On Thursday July 24, 2014, yeahstub.com was invited to a special lunch honoring Fox Searchlight’s latest film “Calvary” at the elegant Explorer’s Club on the Upper East Side. The intimate reception was hosted by Dan Abrams, Jimmy Breslin, Dana Delany, Terry George and Lawrence O’Donnell. From the film: Brendan Gleeson, Kelly Reilly, Chris O’Dowd and director John Michael McDonagh were in attendance.
Father James (Brendan Gleeson) is a good priest who is faced with sinister and troubling circumstances brought about by a mysterious member of his parish. Although he continues to comfort his own fragile daughter (Kelly Reilly) and reach out to help members of his church with their various scurrilous moral – and often comic – problems, he feels sinister and troubling forces closing in, and begins to wonder if he will have the courage to face his own personal Calvary.
Guests were treated to a Q&A with the film’s cast. Read exclusive highlights from the conversation.
The character you play in this movie is drastically different from the one you play in “The Guard”, what was the difference between making the two projects?
Brenden Gleeson: Well, I suppose he had the burden of protecting an overall goodness and he was committed to it, which takes a lot of courage. Gerry on the other hand, pretended that he didn’t have that and pretended that he didn’t give a damn. Father James didn’t have that wall, he opened up his heart which in a way that was extraordinarily brave and I think this is kind of what we’ve been talking about. So the idea was that Gerry was hider, but in the end he was a very well reasoned man in the “The Guard”, while Father James was open, and open to all the abuse.

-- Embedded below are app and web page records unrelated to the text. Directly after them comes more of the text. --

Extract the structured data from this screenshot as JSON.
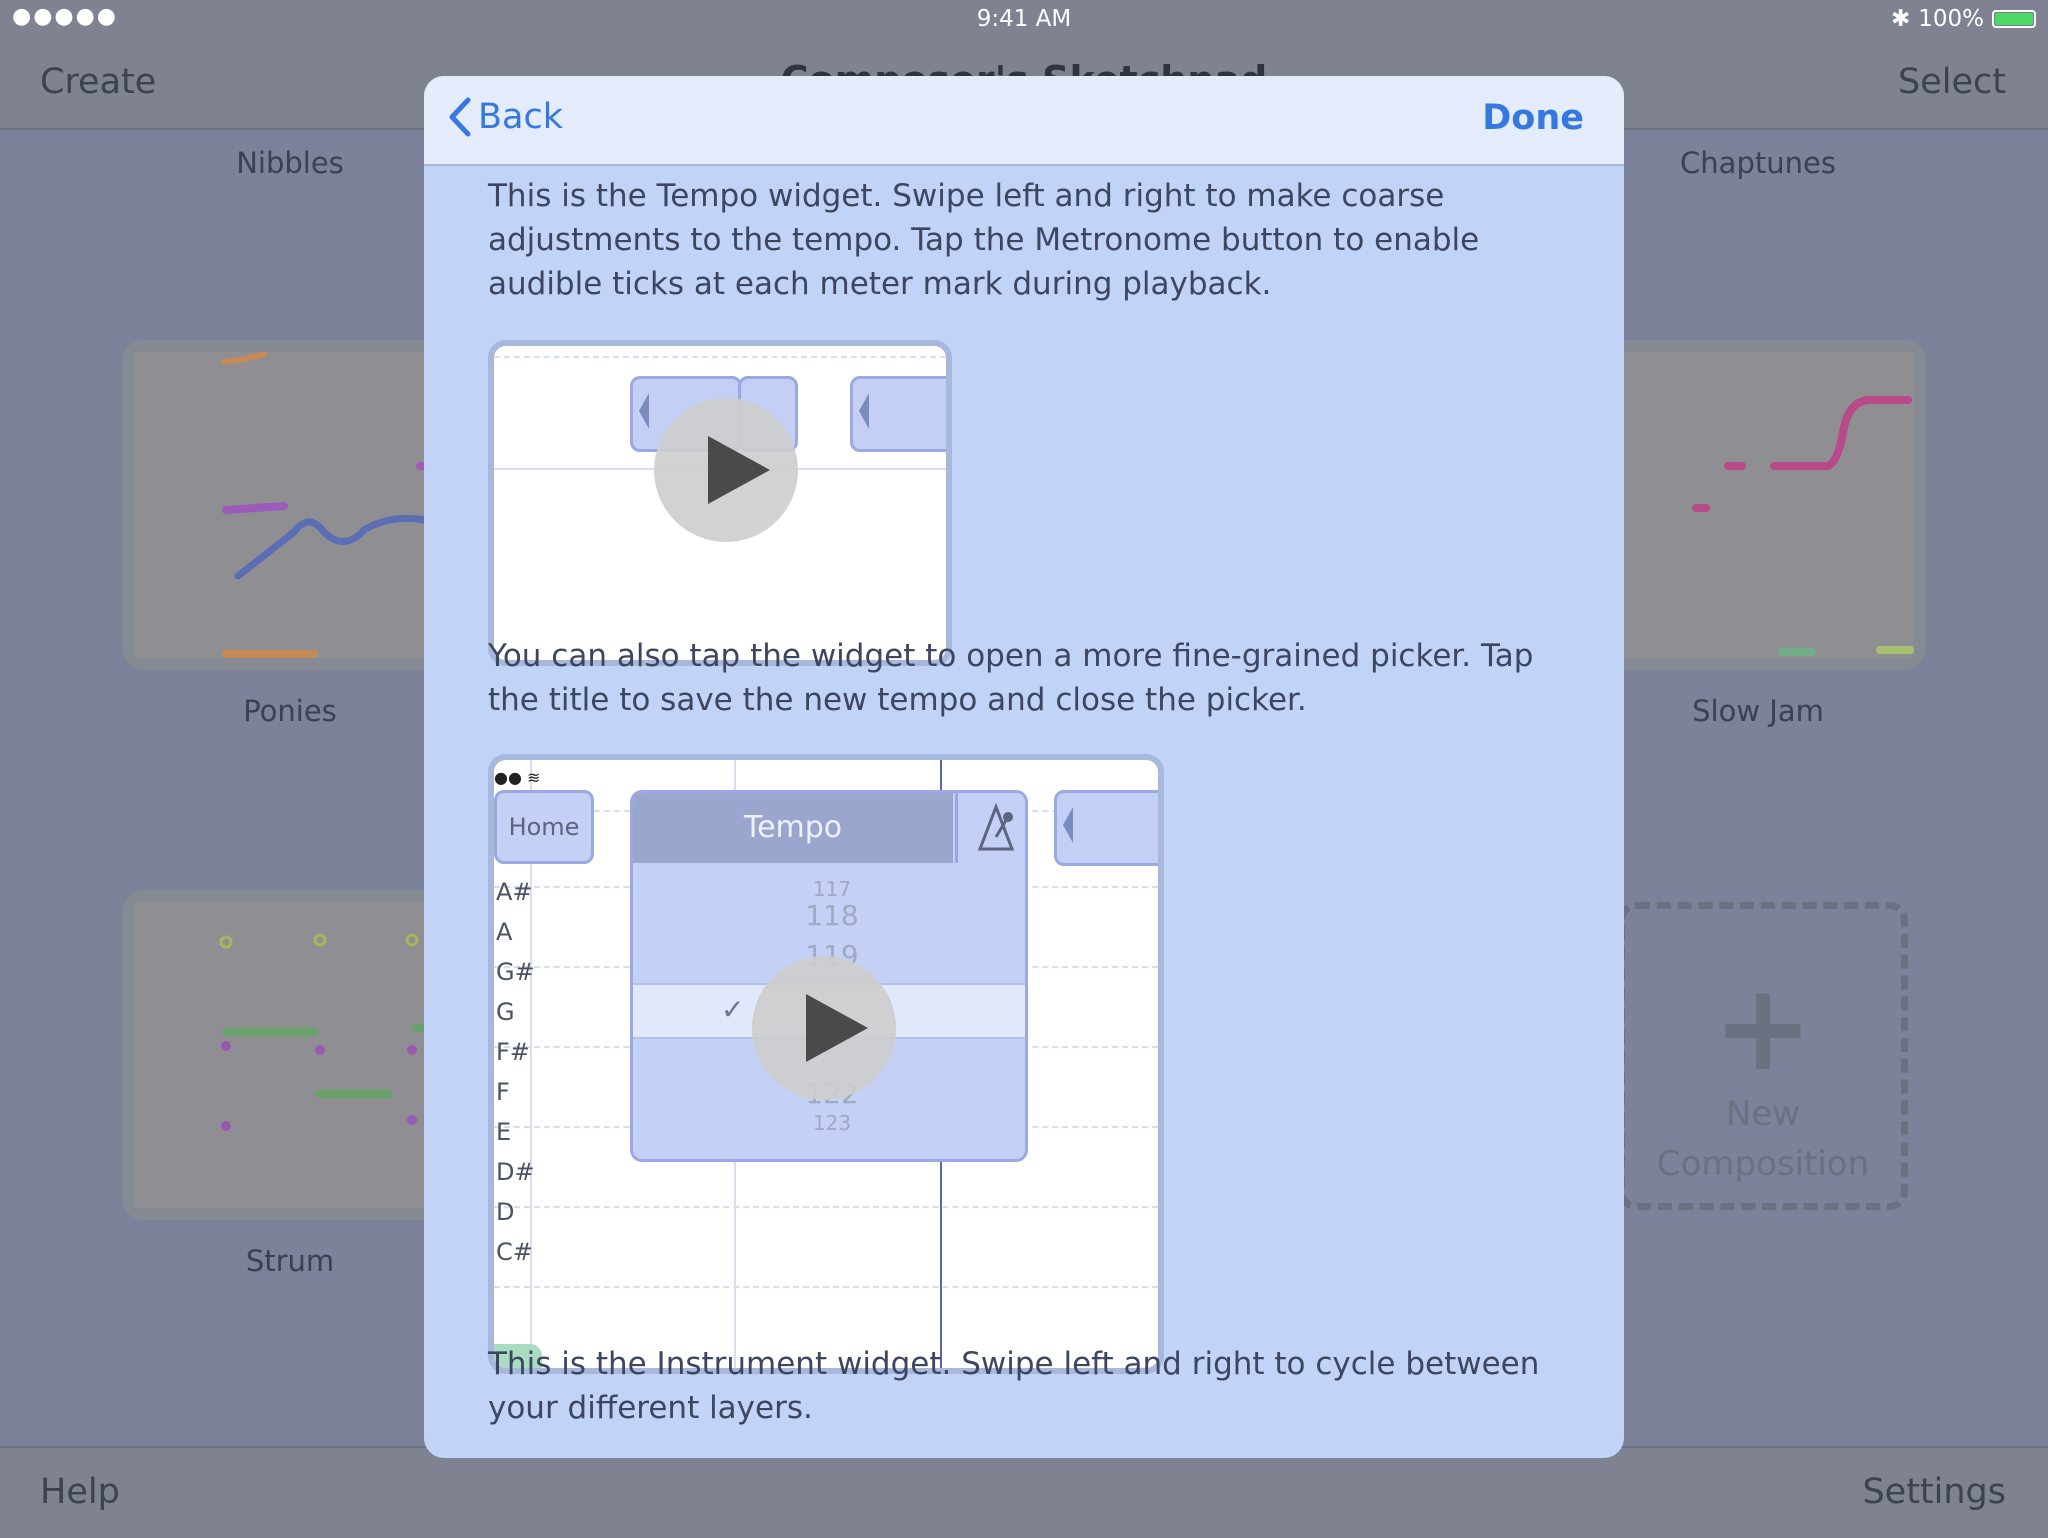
{
  "status_bar": {
    "signal": "●●●●●",
    "time": "9:41 AM",
    "battery_percent": "100%",
    "battery_level": 1.0
  },
  "nav": {
    "create_label": "Create",
    "title": "Composer's Sketchpad",
    "select_label": "Select"
  },
  "compositions": [
    {
      "name": "Nibbles"
    },
    {
      "name": "Chaptunes"
    },
    {
      "name": "Ponies"
    },
    {
      "name": "Slow Jam"
    },
    {
      "name": "Strum"
    }
  ],
  "new_composition": {
    "line1": "New",
    "line2": "Composition"
  },
  "toolbar": {
    "help_label": "Help",
    "settings_label": "Settings"
  },
  "modal": {
    "back_label": "Back",
    "done_label": "Done",
    "para1": "This is the Tempo widget. Swipe left and right to make coarse adjustments to the tempo. Tap the Metronome button to enable audible ticks at each meter mark during playback.",
    "para2": "You can also tap the widget to open a more fine-grained picker. Tap the title to save the new tempo and close the picker.",
    "para3": "This is the Instrument widget. Swipe left and right to cycle between your different layers.",
    "video2": {
      "home_label": "Home",
      "picker_title": "Tempo",
      "picker_values": [
        "117",
        "118",
        "119",
        "122",
        "123"
      ],
      "checkmark": "✓",
      "key_labels": [
        "A#",
        "A",
        "G#",
        "G",
        "F#",
        "F",
        "E",
        "D#",
        "D",
        "C#"
      ]
    }
  }
}
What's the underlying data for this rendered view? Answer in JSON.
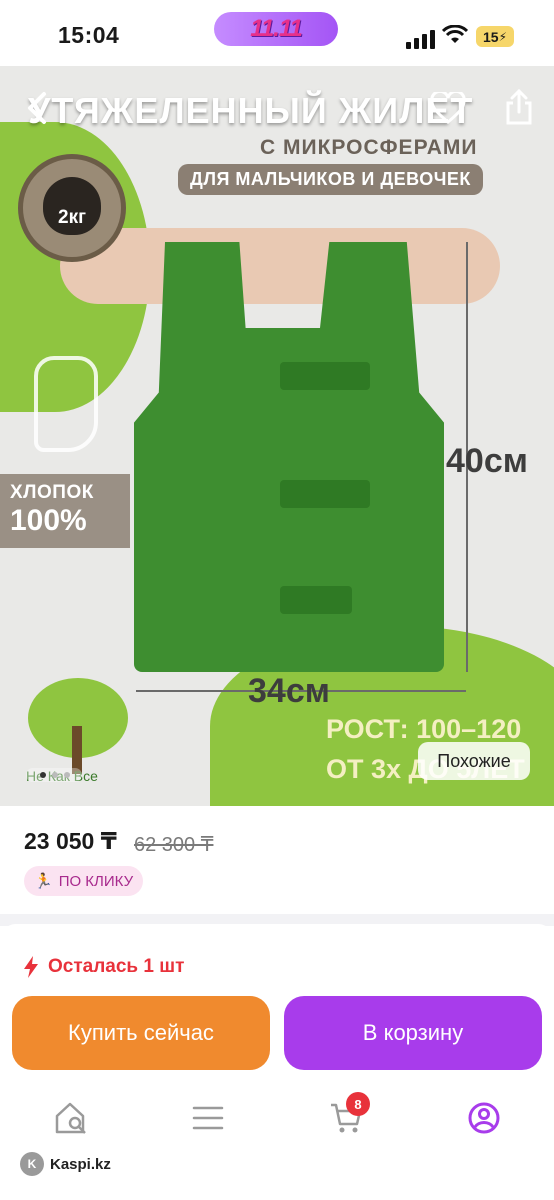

(On Chris O’Dowd) John, did you cast him to kind of subvert the audience’s expectations based on what we already know of his on screen persona?
John Michael McDonagh: Yeah, it was just supposed to rock the audience at the very beginning.
Chris, reflect on playing the role.
Chris O’Dowd: Whenever you do anything I suppose, all you’re aiming for is it to be good and so you try to work with people with integrity, whether that’s comedic integrity, which is a really great fart joke or rather than a box standard fart joke, or somebody with the integrity of everybody involved in this film, it doesn’t really matter. I don’t really think of myself as a comedian or an actor that just does comedy, so it’s not necessarily something that I overly concern myself over.
Kelly, in the movie it shows that there are bandages on her wrist and it’s never fully explained about her attempt at suicide. Did you feel the need to flush out the background of the character as an actress?
Kelly Reilly: Because it’s on the written page, I obviously want to indulge myself in what has happened to her because that helps me perform. But it’s not that exact. She is obviously traumatized and unable to have healthy relationships with men, hence coming home to her main man (referring to her father), she tries to find peace in order to have healthy relationships in the future. But obviously it’s not her fault, she is someone who is melancholic, she has a tender heart like her father I think and she hasn’t been able to protect herself and therefore she arrives a little bit broken. I think she’s a bit of a broken bird but I never wanted to play her as a victim. I think that’s what says most about the journey she goes on with her father, he does kind of help her by the last scene. I don’t think she would have been able to do that without him.
How did you manage to prepare in order to have such a believable father-daughter relationship?
BG: I think the difficulty of that was more or less surpassed when she arrived on the set. She arrived on the set and that was it, I didn’t have to think twice, I didn’t have to think anything. I was just thankful that she arrived the way that she did because it was nothing new that was needed. I think her spirit and her generosity – she has just such a beautiful spirit and it just sunk in.
How important was cynicism along with fate faith in your character, the construction of the character?
BG: Essential. Because it’s what is denying people access to be brave and good.
Who killed the dog?
JMM: In the film, after the dog is killed there is scene where they’re all in the bar; one of the characters has a bandage on his hand which implies that while killing the dog, the dog bit him so you have to go and see the movie again to see who did it.
Are you planning on making another film to make this a complete trilogy?
JMM: Halfway through “Calvary”, I thought, if I release a new movie I can release a box set on Amazon and call it “The Glorified Suicide Trilogy”. But that means I have to write a new one, so I guess it’s that it’s compelling me to write a new film, what started off a joke might really become a reality.